Sorry Darling, Not Everyone Wants a Relationship With You

Sorry Darling, Not Everyone Wants a Relationship With You

No Comments

It’s a question that many fundraisers ask me about mid-value donors. And it’s one of the key things that came up at my webinar All About Mid-Value Donors yesterday:

How can I identify those donors ‘worth’ an extra investment in time and money?

Go to any conference, read any fundraising blog and you will likely be told how important it is to ‘build relationships’ with your donors. Maybe it is couched as ‘engagement’.

You may see headlines like ‘Research shows that donors are more likely to donate if they are engaged’.

We believe this. After all it makes sense, doesn’t it? More engaged donors will give more.

Of course, people who give more are more, ahem, engaged too.

Chicken or egg?

At the same time we read about rising costs of acquisition and development, and are constantly reminded about this by our own budgets and results.

So, on one hand we need to build relationships –- which costs money –- and on the other hand keep costs down.

What to do? Luckily, you don’t need to invest lots into everyone.

You see, most donors don’t want relationships with you. They gave because they liked the pack/person who signed them up on the street/advert online/Facebook post/friend who did an event. The connection is slight. Casual. Hardly ‘engaged’.

If you have ever done any qualitative or quantitative donor research, you’ll find most of your donors don’t even know the name of your organisation. They often don’t know how much they gave. Or when. Or what for.

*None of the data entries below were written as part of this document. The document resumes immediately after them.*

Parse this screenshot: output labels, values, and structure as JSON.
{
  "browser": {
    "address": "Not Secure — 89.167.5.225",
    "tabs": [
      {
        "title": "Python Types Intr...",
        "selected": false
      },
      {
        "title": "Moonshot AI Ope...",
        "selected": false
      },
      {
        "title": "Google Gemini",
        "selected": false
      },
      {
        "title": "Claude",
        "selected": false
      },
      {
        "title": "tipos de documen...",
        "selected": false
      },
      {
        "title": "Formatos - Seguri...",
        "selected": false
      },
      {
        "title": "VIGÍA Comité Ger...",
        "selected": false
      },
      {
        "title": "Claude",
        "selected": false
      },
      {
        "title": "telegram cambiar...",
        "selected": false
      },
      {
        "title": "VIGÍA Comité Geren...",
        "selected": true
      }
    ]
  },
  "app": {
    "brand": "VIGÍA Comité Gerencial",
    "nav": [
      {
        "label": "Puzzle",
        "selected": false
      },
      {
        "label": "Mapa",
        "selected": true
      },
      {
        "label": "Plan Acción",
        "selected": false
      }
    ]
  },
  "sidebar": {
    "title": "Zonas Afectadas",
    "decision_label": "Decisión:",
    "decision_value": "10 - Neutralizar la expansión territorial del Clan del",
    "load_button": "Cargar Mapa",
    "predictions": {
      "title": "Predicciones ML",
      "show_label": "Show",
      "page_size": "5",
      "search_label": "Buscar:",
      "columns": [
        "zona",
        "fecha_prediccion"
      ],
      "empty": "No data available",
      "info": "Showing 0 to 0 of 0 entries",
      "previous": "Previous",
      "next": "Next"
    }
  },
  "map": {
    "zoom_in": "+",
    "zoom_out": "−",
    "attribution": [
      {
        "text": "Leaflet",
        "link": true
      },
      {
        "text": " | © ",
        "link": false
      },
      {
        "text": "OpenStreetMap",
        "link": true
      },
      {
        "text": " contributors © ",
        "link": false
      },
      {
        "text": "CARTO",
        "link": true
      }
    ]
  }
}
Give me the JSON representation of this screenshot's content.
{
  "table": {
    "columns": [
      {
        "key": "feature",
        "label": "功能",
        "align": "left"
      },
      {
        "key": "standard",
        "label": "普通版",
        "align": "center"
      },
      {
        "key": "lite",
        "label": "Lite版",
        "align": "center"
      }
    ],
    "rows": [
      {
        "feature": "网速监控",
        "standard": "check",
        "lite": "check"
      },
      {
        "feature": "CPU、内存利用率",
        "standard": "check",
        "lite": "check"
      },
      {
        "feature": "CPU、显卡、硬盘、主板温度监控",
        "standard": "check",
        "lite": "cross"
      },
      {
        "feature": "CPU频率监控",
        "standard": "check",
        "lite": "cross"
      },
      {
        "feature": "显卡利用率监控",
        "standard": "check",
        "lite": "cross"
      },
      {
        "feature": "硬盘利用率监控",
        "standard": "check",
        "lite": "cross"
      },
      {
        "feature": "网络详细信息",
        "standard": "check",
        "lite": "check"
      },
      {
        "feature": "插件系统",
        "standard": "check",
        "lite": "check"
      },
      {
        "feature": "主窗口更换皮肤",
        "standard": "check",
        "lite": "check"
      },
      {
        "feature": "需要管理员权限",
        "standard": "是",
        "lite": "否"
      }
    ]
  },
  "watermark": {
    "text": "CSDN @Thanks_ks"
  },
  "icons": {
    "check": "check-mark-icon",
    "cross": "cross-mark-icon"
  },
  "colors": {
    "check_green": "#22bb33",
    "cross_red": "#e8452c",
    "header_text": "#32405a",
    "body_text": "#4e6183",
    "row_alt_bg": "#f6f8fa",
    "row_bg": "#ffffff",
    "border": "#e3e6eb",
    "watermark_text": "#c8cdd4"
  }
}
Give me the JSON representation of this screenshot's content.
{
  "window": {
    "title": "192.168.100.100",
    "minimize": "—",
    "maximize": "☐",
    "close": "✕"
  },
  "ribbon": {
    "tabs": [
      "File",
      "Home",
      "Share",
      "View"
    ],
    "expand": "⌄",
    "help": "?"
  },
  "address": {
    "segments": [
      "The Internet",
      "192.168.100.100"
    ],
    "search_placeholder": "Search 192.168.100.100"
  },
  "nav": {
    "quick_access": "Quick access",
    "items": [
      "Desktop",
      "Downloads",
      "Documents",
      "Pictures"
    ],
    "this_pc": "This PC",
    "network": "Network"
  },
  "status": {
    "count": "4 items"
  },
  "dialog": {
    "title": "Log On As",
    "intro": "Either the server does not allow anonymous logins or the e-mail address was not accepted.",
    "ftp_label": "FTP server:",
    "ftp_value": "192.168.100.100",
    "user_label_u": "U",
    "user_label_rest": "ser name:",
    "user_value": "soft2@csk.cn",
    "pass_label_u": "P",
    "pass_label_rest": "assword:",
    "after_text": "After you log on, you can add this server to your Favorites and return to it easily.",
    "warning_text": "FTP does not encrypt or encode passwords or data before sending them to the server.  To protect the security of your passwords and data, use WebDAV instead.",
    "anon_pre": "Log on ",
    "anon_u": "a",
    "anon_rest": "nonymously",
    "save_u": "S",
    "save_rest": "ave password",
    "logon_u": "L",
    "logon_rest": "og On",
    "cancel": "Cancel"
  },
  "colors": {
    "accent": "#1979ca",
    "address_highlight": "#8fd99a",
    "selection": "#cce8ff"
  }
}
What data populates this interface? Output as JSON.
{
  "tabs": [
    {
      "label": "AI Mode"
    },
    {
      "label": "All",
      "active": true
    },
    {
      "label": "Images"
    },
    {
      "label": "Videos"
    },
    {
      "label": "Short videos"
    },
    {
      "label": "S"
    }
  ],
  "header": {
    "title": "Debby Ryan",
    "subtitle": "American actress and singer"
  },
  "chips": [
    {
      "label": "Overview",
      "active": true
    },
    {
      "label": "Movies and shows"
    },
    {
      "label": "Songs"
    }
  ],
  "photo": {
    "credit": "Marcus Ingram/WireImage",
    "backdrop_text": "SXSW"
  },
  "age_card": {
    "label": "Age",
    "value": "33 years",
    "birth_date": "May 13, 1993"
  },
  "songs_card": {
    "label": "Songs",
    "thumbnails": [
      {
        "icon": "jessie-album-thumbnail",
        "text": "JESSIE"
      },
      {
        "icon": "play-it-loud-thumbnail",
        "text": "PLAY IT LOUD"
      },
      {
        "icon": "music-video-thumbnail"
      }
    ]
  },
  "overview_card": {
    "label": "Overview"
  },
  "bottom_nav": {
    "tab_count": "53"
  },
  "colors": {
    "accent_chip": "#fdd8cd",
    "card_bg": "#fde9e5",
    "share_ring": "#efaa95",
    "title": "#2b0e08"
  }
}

Also, about 80% of your future income is going to come from just 20% of your supporters. And, interestingly, about half of all your future income is going to come from a tiny number of donors – perhaps as low as 5% of them!

Combining these facts, you can quickly begin to prioritise those donors ‘worth’ an extra investment in time and money.

There are some nearly free ways we can improve how we communicate with all donors.

These boil down to:

  • Donor-centric language. Thank them, not you. Praise them, not you. Demonstrate outcomes from a recipient’s point of view, not yours. Make all your communications about them. Not you.
  • Personalising letters and response coupons in mail. Modern technology allows for personalised ask amounts in letter copy very easily.
  • Using the phone to thank and to ask for monthly giving.

These things will also lead to you raising more money straight away.

There is more we can do, but it will cost you.

And that’s what my recent free webinar was about: spending more to get more from the donors who can give more. It’s part of what makes the difference between a fundraising program that floats along, gathering revenue at a poor return-on-investment, growing slowly if at all … and a program that really grows by leaps and bounds.

Which one would you rather be?

I’d love your thoughts – please comment on the blog below.

Previous Post
Really Integrating Direct Mail with Major Donors and Bequests
Next Post
The Maths of Mid-Value Donors

Related Posts

Leave a Reply

Your email address will not be published. Required fields are marked *

Fill out this field
Fill out this field
Please enter a valid email address.

Menu